"The suppression orders handed down by the New Zealand court have to be adhered to in New Zealand. The guy at some point will face court and potentially a trial in New Zealand. We've got to do everything we can to make sure he gets fair trial rights.
"In the end if he doesn't, and he gets to walk away, that's a further injustice to the Millane family."
Police have issued a statement reminding the public that it is an offence to name someone who has been granted suppression, including writing the name on social media.
Deputy Prime Minister Winston Peters told RadioLIVE's Mark Sainsbury that Ms Millane's death is a sad time for all Kiwis.
"It's a very emotional moment when such a tragedy happens. Of course it happens to far too many families in our country, whether they're visitors or domestic."
He wouldn't comment when asked whether it was appropriate that the Prime Minister apologised to the Millane family on behalf of all New Zealanders during Monday's post-Cabinet press conference.
"I can't pass a judgment on that, it's just a sad time for our country."
Mr Peters said the murder, which has attracted international attention, will inevitably damage New Zealand's reputation as a safe place to visit.
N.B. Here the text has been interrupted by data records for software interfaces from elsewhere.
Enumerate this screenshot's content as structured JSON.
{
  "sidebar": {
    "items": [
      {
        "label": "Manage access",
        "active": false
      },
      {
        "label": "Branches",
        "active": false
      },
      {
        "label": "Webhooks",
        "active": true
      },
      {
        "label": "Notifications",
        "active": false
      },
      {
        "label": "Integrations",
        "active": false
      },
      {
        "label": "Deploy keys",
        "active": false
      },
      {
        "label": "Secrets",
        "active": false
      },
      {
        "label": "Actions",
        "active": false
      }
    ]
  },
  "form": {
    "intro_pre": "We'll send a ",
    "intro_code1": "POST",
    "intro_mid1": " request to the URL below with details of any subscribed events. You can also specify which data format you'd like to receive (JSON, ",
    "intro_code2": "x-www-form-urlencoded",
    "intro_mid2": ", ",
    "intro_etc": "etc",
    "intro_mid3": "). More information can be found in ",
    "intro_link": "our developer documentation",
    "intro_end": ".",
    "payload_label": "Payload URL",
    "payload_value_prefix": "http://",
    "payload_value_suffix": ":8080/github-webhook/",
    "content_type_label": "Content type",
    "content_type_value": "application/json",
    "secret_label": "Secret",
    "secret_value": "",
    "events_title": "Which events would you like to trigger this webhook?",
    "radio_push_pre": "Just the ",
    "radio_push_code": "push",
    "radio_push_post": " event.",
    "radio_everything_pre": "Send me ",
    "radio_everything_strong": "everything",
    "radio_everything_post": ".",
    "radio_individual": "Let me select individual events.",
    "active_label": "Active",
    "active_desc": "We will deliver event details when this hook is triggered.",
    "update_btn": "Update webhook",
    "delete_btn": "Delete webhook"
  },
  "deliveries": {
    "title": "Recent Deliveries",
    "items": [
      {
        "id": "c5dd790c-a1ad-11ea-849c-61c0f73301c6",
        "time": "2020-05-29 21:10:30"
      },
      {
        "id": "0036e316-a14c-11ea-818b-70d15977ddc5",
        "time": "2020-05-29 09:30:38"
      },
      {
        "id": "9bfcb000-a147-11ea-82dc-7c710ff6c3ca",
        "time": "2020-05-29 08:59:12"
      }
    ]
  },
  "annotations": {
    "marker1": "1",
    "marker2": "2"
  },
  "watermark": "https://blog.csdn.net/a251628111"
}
"Of course it does, tourism is a very important thing, but the number one obligation of a government is the safety and security of its people. It's damaging to the New Zealand population as well."